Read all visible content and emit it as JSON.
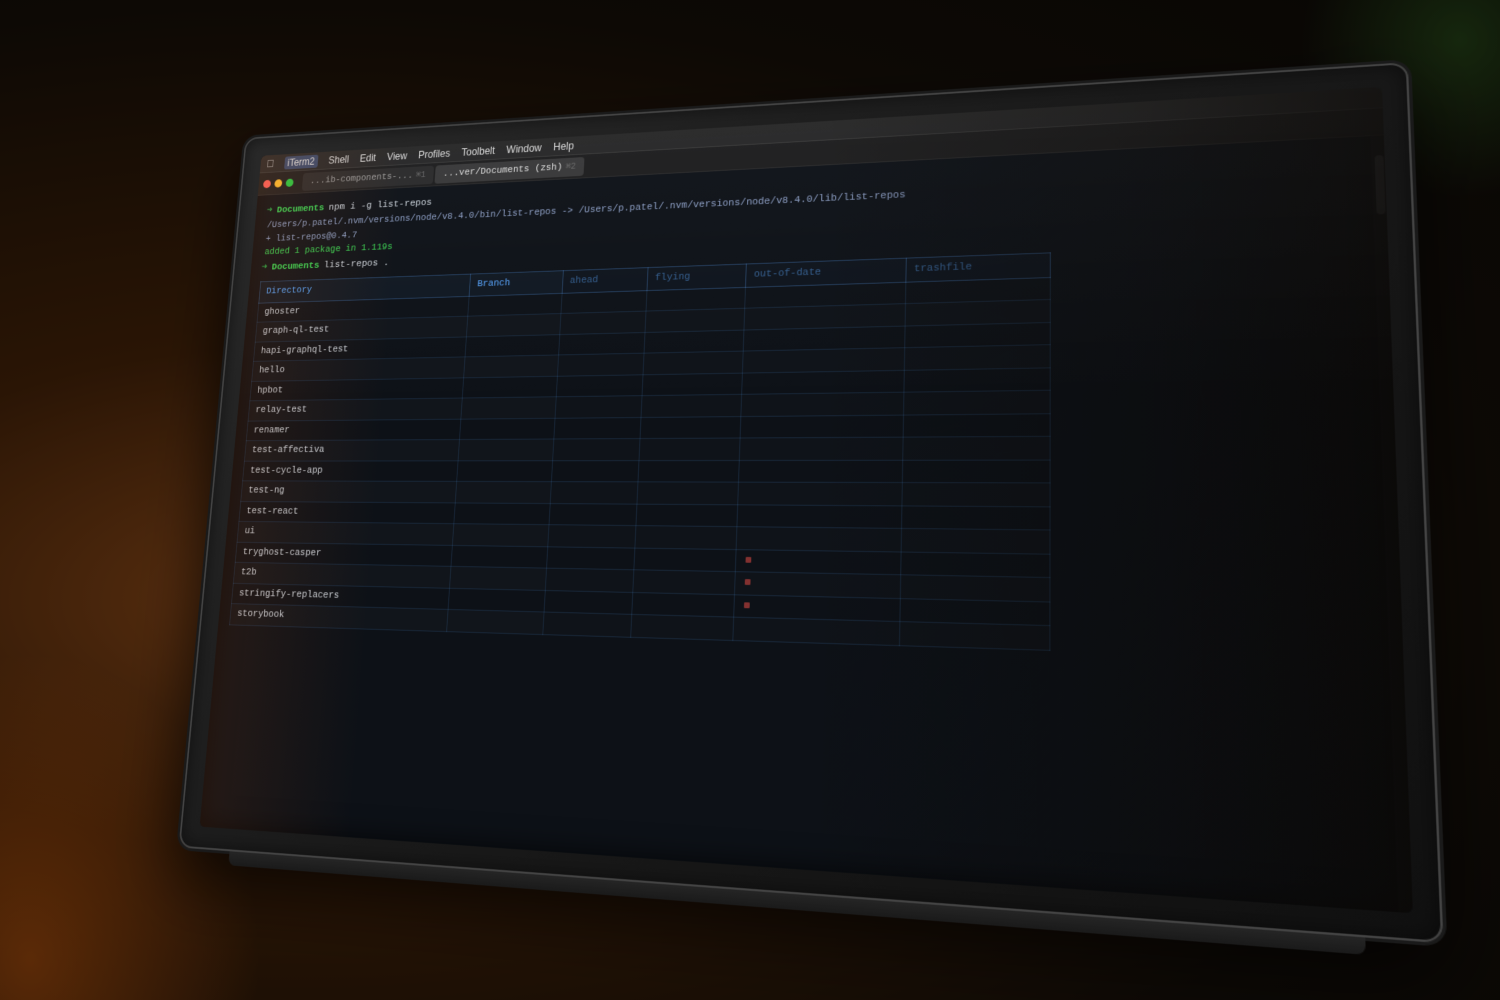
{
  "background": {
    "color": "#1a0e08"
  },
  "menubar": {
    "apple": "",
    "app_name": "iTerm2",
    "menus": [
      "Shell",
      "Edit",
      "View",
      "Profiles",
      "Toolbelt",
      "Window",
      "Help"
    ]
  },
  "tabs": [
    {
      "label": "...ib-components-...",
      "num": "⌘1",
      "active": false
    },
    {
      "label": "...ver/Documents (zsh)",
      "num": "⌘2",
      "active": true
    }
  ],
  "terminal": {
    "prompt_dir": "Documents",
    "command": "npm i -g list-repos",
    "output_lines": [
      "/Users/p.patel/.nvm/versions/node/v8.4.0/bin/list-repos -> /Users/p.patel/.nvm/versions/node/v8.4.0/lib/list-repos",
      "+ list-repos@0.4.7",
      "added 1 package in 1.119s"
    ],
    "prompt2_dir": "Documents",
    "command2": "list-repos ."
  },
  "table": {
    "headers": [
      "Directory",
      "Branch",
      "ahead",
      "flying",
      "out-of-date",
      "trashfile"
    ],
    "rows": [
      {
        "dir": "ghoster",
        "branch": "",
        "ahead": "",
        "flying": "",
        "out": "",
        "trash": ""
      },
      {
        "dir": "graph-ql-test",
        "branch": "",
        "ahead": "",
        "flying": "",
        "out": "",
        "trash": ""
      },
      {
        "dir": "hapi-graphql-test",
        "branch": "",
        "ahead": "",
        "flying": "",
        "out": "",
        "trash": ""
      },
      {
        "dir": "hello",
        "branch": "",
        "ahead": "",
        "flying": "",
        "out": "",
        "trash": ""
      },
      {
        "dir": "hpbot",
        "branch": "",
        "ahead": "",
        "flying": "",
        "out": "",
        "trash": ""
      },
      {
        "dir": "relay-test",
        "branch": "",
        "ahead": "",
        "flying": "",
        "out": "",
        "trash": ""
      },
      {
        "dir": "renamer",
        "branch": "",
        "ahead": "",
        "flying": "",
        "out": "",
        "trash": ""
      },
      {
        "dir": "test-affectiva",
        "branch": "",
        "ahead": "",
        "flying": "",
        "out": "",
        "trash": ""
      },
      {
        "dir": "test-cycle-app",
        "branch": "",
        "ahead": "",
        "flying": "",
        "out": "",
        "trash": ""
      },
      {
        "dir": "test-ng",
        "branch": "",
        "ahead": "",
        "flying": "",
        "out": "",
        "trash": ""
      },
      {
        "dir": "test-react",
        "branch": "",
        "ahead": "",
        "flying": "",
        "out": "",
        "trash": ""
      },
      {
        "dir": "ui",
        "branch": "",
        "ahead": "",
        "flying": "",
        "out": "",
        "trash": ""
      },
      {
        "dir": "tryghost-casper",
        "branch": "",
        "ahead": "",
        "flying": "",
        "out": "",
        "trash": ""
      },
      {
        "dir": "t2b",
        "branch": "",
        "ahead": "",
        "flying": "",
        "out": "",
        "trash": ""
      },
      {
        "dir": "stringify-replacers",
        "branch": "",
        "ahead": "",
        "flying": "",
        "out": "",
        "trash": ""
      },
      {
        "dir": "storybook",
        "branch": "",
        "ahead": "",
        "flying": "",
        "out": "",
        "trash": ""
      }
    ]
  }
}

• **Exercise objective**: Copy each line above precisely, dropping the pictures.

• **Answer to this exercise**:
Read all visible content and emit it as JSON.
{
  "background": {
    "color": "#1a0e08"
  },
  "menubar": {
    "apple": "",
    "app_name": "iTerm2",
    "menus": [
      "Shell",
      "Edit",
      "View",
      "Profiles",
      "Toolbelt",
      "Window",
      "Help"
    ]
  },
  "tabs": [
    {
      "label": "...ib-components-...",
      "num": "⌘1",
      "active": false
    },
    {
      "label": "...ver/Documents (zsh)",
      "num": "⌘2",
      "active": true
    }
  ],
  "terminal": {
    "prompt_dir": "Documents",
    "command": "npm i -g list-repos",
    "output_lines": [
      "/Users/p.patel/.nvm/versions/node/v8.4.0/bin/list-repos -> /Users/p.patel/.nvm/versions/node/v8.4.0/lib/list-repos",
      "+ list-repos@0.4.7",
      "added 1 package in 1.119s"
    ],
    "prompt2_dir": "Documents",
    "command2": "list-repos ."
  },
  "table": {
    "headers": [
      "Directory",
      "Branch",
      "ahead",
      "flying",
      "out-of-date",
      "trashfile"
    ],
    "rows": [
      {
        "dir": "ghoster",
        "branch": "",
        "ahead": "",
        "flying": "",
        "out": "",
        "trash": ""
      },
      {
        "dir": "graph-ql-test",
        "branch": "",
        "ahead": "",
        "flying": "",
        "out": "",
        "trash": ""
      },
      {
        "dir": "hapi-graphql-test",
        "branch": "",
        "ahead": "",
        "flying": "",
        "out": "",
        "trash": ""
      },
      {
        "dir": "hello",
        "branch": "",
        "ahead": "",
        "flying": "",
        "out": "",
        "trash": ""
      },
      {
        "dir": "hpbot",
        "branch": "",
        "ahead": "",
        "flying": "",
        "out": "",
        "trash": ""
      },
      {
        "dir": "relay-test",
        "branch": "",
        "ahead": "",
        "flying": "",
        "out": "",
        "trash": ""
      },
      {
        "dir": "renamer",
        "branch": "",
        "ahead": "",
        "flying": "",
        "out": "",
        "trash": ""
      },
      {
        "dir": "test-affectiva",
        "branch": "",
        "ahead": "",
        "flying": "",
        "out": "",
        "trash": ""
      },
      {
        "dir": "test-cycle-app",
        "branch": "",
        "ahead": "",
        "flying": "",
        "out": "",
        "trash": ""
      },
      {
        "dir": "test-ng",
        "branch": "",
        "ahead": "",
        "flying": "",
        "out": "",
        "trash": ""
      },
      {
        "dir": "test-react",
        "branch": "",
        "ahead": "",
        "flying": "",
        "out": "",
        "trash": ""
      },
      {
        "dir": "ui",
        "branch": "",
        "ahead": "",
        "flying": "",
        "out": "",
        "trash": ""
      },
      {
        "dir": "tryghost-casper",
        "branch": "",
        "ahead": "",
        "flying": "",
        "out": "",
        "trash": ""
      },
      {
        "dir": "t2b",
        "branch": "",
        "ahead": "",
        "flying": "",
        "out": "",
        "trash": ""
      },
      {
        "dir": "stringify-replacers",
        "branch": "",
        "ahead": "",
        "flying": "",
        "out": "",
        "trash": ""
      },
      {
        "dir": "storybook",
        "branch": "",
        "ahead": "",
        "flying": "",
        "out": "",
        "trash": ""
      }
    ]
  }
}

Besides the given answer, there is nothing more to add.